University of Southampton: More than half of Ukrainian refugees and displaced people lack access to health services and medicine

Research from the University of Southampton has found around 58 percent of Ukraine refugees and displaced people are struggling to access healthcare in their new location.

The study also found over 70 percent of respondents reported having at least one long-term chronic disease.

The findings were gathered through an internet survey, translated into Ukrainian, and distributed via social media.

The survey, conducted from April 2022, generated around 9.5k responses and asked a series of questions about the person’s health needs. These included displaced groups within Ukraine and also people who have crossed into a new country where they are refugees.

Report author and Senior Research Fellow at the University of Southampton, Dr Michael Head said: “The COVID-19 pandemic has shown that it is vital to provide real-time data during a public health emergency.”

The research was set up in response to the invasion of Ukraine, in order to help support the humanitarian response.

Michael added: “By providing detailed findings around a range of health issues, we can help to support Ukraine response planning and decision-making by governments and humanitarian agencies.”

Dr Ken Brackstone, report co-author, added “The aim here was to use the power of social media marketing for public good as part of the humanitarian response.

“We’ve shown here that this kind of innovative approach can be used to collect data quickly and usefully“.

The results are now being considered by high-level stakeholders, including the World Health Organization and the UN Population Fund.

Survey Results

In this study, 57.9 percent of respondents reported difficulties in accessing healthcare. These difficulties included:

Not having access to healthcare facilities and also not knowing where they are in the community (19.3%)
Knowing where healthcare facilities are, but not having access to them (19.2%)
Having access to healthcare facilities but not knowing where they were (19.4%)
Access to healthcare was highest among respondents in Ukraine (52.3%) and Moldova (50.0%), and lowest among those located in Romania (26.1%) and Bulgaria (27.1%).

Over 70% of respondents reported having at least one long-term chronic disease. Among respondents who reported a chronic disease, the most common conditions included:

Persistent back pain (40.5%)
Depression or anxiety (37.5%)
Hypertension (30.4%).
Similar results were found with medication, where access varied greatly across different disease areas and geographical locations.

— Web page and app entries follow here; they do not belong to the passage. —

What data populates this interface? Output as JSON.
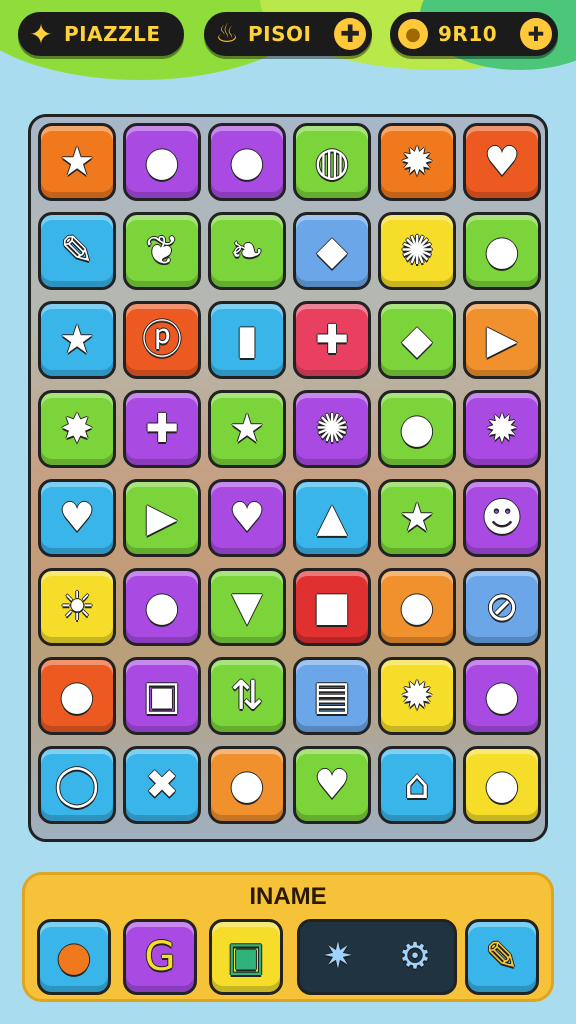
{
  "hud": {
    "puzzle": {
      "label": "PIAZZLE",
      "icon": "puzzle-star-icon"
    },
    "coins": {
      "label": "PISOI",
      "icon": "flame-icon",
      "action_icon": "plus-icon"
    },
    "score": {
      "label": "9R10",
      "icon": "coin-icon",
      "action_icon": "plus-icon"
    }
  },
  "board": {
    "rows": [
      [
        {
          "icon": "star-icon",
          "color": "#f0791e",
          "glyph": "★"
        },
        {
          "icon": "drop-icon",
          "color": "#a94be3",
          "glyph": "●"
        },
        {
          "icon": "orange-ball-icon",
          "color": "#a94be3",
          "glyph": "●"
        },
        {
          "icon": "striped-ball-icon",
          "color": "#7bd43a",
          "glyph": "◍"
        },
        {
          "icon": "gear-face-icon",
          "color": "#f0791e",
          "glyph": "✹"
        },
        {
          "icon": "heart-box-icon",
          "color": "#ec5a22",
          "glyph": "♥"
        }
      ],
      [
        {
          "icon": "clip-icon",
          "color": "#39b5ea",
          "glyph": "✎"
        },
        {
          "icon": "leaf-icon",
          "color": "#7bd43a",
          "glyph": "❦"
        },
        {
          "icon": "leaf-green-icon",
          "color": "#7bd43a",
          "glyph": "❧"
        },
        {
          "icon": "diamond-icon",
          "color": "#6aa6e8",
          "glyph": "◆"
        },
        {
          "icon": "blue-gear-icon",
          "color": "#f5dd2a",
          "glyph": "✺"
        },
        {
          "icon": "cherry-icon",
          "color": "#7bd43a",
          "glyph": "●"
        }
      ],
      [
        {
          "icon": "rainbow-star-icon",
          "color": "#39b5ea",
          "glyph": "★"
        },
        {
          "icon": "p-ring-icon",
          "color": "#ec5a22",
          "glyph": "ⓟ"
        },
        {
          "icon": "block-icon",
          "color": "#39b5ea",
          "glyph": "▮"
        },
        {
          "icon": "red-clover-icon",
          "color": "#e94060",
          "glyph": "✚"
        },
        {
          "icon": "blue-gem-icon",
          "color": "#7bd43a",
          "glyph": "◆"
        },
        {
          "icon": "play-icon",
          "color": "#f0912e",
          "glyph": "▶"
        }
      ],
      [
        {
          "icon": "star-face-icon",
          "color": "#7bd43a",
          "glyph": "✸"
        },
        {
          "icon": "purple-clover-icon",
          "color": "#a94be3",
          "glyph": "✚"
        },
        {
          "icon": "yellow-star-icon",
          "color": "#7bd43a",
          "glyph": "★"
        },
        {
          "icon": "sun-face-icon",
          "color": "#a94be3",
          "glyph": "✺"
        },
        {
          "icon": "plum-icon",
          "color": "#7bd43a",
          "glyph": "●"
        },
        {
          "icon": "gear-face-icon",
          "color": "#a94be3",
          "glyph": "✹"
        }
      ],
      [
        {
          "icon": "heart-icon",
          "color": "#39b5ea",
          "glyph": "♥"
        },
        {
          "icon": "triangle-icon",
          "color": "#7bd43a",
          "glyph": "▶"
        },
        {
          "icon": "purple-heart-icon",
          "color": "#a94be3",
          "glyph": "♥"
        },
        {
          "icon": "bottle-icon",
          "color": "#39b5ea",
          "glyph": "▲"
        },
        {
          "icon": "gold-star-icon",
          "color": "#7bd43a",
          "glyph": "★"
        },
        {
          "icon": "monster-face-icon",
          "color": "#a94be3",
          "glyph": "☻"
        }
      ],
      [
        {
          "icon": "sun-icon",
          "color": "#f5dd2a",
          "glyph": "☀"
        },
        {
          "icon": "blue-drop-icon",
          "color": "#a94be3",
          "glyph": "●"
        },
        {
          "icon": "ice-cream-icon",
          "color": "#7bd43a",
          "glyph": "▼"
        },
        {
          "icon": "box-icon",
          "color": "#e03030",
          "glyph": "■"
        },
        {
          "icon": "balloon-icon",
          "color": "#f0912e",
          "glyph": "●"
        },
        {
          "icon": "compass-icon",
          "color": "#6aa6e8",
          "glyph": "⊘"
        }
      ],
      [
        {
          "icon": "blue-orb-icon",
          "color": "#ec5a22",
          "glyph": "●"
        },
        {
          "icon": "monitor-icon",
          "color": "#a94be3",
          "glyph": "▣"
        },
        {
          "icon": "arrows-icon",
          "color": "#7bd43a",
          "glyph": "⇅"
        },
        {
          "icon": "browser-icon",
          "color": "#6aa6e8",
          "glyph": "▤"
        },
        {
          "icon": "white-gear-icon",
          "color": "#f5dd2a",
          "glyph": "✹"
        },
        {
          "icon": "teal-orb-icon",
          "color": "#a94be3",
          "glyph": "●"
        }
      ],
      [
        {
          "icon": "ring-icon",
          "color": "#39b5ea",
          "glyph": "◯"
        },
        {
          "icon": "green-x-icon",
          "color": "#39b5ea",
          "glyph": "✖"
        },
        {
          "icon": "red-balloon-icon",
          "color": "#f0912e",
          "glyph": "●"
        },
        {
          "icon": "green-heart-icon",
          "color": "#7bd43a",
          "glyph": "♥"
        },
        {
          "icon": "house-icon",
          "color": "#39b5ea",
          "glyph": "⌂"
        },
        {
          "icon": "red-fruit-icon",
          "color": "#f5dd2a",
          "glyph": "●"
        }
      ]
    ]
  },
  "panel": {
    "title": "INAME",
    "items": [
      {
        "icon": "orange-fruit-icon",
        "color": "#39b5ea",
        "glyph": "●",
        "glyph_color": "#f0791e"
      },
      {
        "icon": "g-swirl-icon",
        "color": "#a94be3",
        "glyph": "G",
        "glyph_color": "#f5dd2a"
      },
      {
        "icon": "photo-icon",
        "color": "#f5dd2a",
        "glyph": "▣",
        "glyph_color": "#2fb37a"
      },
      {
        "icon": "pencil-icon",
        "color": "#39b5ea",
        "glyph": "✎",
        "glyph_color": "#f5c43a"
      }
    ],
    "dark_items": [
      {
        "icon": "shield-gear-icon",
        "glyph": "✷"
      },
      {
        "icon": "settings-gear-icon",
        "glyph": "⚙"
      }
    ]
  }
}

For example, where respondents require medicine to manage back pain or hypertension (high blood pressure):

Those displaced within Ukraine reported greater access to hypertension (74.9%) and back pain (70.5%) medication, respectively
Access to hypertension and back pain medication was much lower among refugees with hypertension in Germany (51.4% and 33.8%, respectively) and Poland (45.1% and 36.2%, respectively)
Within the study population, those within Ukraine were better able to access healthcare and medicine to some extent, though the research does not examine the quality of healthcare received.

Michael said: “All refugees have the right to access health services, and it’s important that countries ensure that healthcare and medication is available to them.

“Factors such as language barriers, local bureaucracy and inability to access welfare payments, may have contributed to the difficulties seen here.”

Dr Inna Walker, a Clinical Research Fellow in Public Health and a public health doctor, commented, “Here we report on the health of the people who have fled their homes, whilst fully appreciating that those left behind face own, unprecedented challenges. The survey has captured self-reported health data for a large sample and in short period of time, and the results can guide decisions on healthcare provision for this highly vulnerable population.”